---------- THE DATA

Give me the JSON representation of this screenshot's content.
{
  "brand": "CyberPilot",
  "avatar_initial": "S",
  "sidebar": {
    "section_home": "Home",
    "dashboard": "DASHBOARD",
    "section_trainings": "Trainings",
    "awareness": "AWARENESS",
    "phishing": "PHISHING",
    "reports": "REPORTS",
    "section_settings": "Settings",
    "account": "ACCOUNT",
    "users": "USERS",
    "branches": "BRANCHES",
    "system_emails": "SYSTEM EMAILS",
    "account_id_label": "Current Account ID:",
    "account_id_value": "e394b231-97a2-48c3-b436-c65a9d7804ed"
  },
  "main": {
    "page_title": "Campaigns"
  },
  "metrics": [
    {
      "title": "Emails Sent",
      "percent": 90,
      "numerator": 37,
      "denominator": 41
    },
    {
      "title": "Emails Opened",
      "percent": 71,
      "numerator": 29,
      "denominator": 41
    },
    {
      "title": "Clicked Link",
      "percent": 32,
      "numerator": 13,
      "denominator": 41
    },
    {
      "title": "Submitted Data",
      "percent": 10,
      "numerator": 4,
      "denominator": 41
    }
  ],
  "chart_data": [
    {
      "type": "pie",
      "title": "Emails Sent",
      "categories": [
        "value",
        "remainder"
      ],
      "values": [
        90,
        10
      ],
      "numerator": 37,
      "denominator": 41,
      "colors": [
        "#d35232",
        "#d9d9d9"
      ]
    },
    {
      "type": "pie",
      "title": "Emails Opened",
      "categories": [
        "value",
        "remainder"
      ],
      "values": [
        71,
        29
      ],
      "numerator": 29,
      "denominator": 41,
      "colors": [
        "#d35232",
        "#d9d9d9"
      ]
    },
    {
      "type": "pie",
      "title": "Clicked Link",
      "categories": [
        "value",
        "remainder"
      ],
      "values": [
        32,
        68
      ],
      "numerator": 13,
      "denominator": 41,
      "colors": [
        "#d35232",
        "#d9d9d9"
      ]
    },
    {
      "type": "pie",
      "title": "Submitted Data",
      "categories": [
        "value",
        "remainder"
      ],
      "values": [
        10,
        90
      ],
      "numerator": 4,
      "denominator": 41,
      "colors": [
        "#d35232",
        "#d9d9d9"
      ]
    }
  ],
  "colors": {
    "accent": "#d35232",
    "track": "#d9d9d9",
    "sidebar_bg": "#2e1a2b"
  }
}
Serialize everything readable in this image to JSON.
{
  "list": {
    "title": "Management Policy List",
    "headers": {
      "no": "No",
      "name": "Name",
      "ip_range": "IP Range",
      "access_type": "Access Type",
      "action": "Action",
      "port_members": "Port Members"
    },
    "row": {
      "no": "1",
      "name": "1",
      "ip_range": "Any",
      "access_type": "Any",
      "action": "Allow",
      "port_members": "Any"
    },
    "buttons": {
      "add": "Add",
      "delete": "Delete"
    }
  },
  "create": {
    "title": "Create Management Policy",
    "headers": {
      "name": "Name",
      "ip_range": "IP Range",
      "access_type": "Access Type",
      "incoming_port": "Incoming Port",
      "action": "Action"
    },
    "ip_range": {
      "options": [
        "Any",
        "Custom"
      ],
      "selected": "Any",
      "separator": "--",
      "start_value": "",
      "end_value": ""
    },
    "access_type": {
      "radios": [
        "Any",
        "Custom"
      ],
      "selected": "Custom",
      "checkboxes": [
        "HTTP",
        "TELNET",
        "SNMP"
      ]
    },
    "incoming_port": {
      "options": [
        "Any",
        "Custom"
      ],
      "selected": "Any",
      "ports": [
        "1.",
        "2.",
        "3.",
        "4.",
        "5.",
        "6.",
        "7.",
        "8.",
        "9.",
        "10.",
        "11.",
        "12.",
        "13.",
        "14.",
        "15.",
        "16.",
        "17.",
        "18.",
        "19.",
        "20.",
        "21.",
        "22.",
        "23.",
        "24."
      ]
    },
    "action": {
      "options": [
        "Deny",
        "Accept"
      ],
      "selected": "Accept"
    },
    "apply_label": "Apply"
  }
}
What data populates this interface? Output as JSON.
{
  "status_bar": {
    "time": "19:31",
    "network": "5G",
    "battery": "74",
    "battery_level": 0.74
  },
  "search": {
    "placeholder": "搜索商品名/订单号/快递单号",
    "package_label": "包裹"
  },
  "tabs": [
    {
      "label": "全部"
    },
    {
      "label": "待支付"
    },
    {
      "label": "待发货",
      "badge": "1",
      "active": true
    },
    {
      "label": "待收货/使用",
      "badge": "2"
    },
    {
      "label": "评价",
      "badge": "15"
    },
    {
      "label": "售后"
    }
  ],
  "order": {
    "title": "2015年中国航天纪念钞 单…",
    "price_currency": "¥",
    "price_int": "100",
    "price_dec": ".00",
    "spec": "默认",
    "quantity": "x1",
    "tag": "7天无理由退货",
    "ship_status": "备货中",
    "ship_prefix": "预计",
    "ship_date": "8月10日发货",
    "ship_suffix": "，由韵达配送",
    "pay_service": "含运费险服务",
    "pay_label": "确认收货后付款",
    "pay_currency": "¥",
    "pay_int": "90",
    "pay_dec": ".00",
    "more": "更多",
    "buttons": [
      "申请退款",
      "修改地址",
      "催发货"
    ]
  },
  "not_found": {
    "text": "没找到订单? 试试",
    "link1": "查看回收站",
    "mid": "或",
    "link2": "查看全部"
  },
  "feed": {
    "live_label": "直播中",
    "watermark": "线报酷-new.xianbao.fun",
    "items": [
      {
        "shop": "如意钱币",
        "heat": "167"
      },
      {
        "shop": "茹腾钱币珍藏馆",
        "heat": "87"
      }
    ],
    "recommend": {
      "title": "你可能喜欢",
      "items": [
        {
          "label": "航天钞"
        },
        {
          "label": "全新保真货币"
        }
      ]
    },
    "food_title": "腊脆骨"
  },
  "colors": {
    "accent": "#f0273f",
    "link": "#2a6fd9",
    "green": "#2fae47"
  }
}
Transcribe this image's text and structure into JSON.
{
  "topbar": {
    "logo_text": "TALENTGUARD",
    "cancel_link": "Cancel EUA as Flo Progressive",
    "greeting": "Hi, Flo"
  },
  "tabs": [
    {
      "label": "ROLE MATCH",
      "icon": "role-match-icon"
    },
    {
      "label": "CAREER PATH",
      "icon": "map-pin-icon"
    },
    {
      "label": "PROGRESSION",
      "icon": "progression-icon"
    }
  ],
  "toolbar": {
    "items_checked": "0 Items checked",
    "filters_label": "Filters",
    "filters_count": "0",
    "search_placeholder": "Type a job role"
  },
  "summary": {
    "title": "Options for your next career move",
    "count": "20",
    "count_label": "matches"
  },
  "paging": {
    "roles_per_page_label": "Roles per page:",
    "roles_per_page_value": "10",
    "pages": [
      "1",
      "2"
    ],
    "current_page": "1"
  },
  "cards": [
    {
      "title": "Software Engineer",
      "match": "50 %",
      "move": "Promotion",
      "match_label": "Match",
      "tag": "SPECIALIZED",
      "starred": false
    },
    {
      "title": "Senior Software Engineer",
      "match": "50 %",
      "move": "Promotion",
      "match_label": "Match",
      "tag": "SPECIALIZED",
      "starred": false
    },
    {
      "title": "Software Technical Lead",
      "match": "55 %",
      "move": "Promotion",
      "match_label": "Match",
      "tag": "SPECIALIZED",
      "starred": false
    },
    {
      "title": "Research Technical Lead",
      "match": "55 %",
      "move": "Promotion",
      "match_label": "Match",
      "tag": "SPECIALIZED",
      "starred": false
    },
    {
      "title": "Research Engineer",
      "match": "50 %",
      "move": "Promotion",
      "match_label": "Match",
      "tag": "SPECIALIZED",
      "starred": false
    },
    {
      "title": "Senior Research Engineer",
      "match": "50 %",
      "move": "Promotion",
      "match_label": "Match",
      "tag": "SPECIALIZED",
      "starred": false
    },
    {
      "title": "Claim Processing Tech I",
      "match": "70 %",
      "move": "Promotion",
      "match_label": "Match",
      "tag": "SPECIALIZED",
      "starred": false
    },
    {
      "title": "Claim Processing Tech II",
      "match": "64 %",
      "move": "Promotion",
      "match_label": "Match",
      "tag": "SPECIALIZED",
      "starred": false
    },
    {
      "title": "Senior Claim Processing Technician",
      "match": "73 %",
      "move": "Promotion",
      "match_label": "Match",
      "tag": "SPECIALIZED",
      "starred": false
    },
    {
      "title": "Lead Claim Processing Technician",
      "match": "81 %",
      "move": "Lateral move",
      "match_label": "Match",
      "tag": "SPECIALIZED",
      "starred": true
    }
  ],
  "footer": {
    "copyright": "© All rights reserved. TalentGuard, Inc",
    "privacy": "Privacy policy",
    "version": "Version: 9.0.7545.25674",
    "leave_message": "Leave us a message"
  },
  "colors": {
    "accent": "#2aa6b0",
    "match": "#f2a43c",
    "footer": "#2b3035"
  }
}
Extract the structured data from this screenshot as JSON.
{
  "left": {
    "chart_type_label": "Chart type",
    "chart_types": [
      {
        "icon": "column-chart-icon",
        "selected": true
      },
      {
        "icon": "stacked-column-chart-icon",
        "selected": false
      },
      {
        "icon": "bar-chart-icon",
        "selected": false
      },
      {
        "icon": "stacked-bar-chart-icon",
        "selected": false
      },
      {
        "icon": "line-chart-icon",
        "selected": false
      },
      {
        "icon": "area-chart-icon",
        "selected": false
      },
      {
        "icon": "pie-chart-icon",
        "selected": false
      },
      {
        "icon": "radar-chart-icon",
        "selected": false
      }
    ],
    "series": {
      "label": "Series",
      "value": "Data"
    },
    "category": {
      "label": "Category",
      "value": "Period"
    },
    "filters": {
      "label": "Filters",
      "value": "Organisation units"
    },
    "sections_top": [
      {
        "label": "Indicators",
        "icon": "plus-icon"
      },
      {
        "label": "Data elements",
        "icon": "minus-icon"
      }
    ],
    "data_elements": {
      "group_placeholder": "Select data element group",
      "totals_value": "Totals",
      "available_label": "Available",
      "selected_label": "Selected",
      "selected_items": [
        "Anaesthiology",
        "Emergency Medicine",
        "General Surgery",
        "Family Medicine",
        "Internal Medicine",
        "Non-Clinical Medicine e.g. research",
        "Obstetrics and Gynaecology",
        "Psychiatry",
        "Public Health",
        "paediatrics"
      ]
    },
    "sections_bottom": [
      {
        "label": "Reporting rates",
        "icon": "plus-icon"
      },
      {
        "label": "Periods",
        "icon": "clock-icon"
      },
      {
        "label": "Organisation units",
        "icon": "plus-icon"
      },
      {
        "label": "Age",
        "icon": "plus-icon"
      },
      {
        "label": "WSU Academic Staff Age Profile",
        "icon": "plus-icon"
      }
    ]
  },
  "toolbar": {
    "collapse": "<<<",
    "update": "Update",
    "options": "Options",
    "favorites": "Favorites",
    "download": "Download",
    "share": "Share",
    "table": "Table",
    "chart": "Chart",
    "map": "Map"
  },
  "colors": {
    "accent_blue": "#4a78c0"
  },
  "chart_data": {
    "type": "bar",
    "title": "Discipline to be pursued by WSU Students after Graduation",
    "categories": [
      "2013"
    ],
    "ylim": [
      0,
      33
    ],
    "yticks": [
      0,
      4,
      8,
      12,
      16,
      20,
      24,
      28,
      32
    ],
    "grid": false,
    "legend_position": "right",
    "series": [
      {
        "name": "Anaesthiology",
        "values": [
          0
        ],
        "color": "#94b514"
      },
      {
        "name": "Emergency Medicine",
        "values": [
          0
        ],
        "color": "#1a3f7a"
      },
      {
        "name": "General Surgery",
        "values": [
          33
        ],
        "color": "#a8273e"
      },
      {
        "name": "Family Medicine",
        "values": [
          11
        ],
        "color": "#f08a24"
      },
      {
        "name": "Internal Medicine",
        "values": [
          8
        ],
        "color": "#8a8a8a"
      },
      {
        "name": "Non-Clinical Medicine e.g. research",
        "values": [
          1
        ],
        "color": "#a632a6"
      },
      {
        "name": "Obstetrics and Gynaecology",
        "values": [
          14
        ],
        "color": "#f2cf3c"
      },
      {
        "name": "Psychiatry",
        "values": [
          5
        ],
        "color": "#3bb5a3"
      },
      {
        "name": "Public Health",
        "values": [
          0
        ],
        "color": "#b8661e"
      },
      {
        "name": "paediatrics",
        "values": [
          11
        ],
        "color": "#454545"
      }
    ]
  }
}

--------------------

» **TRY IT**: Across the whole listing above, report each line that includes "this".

» **EXERCISE RESULT**:
Give me the JSON representation of this screenshot's content.
Serialize everything readable in this image to JSON.
What data populates this interface? Output as JSON.
Transcribe this image's text and structure into JSON.
Extract the structured data from this screenshot as JSON.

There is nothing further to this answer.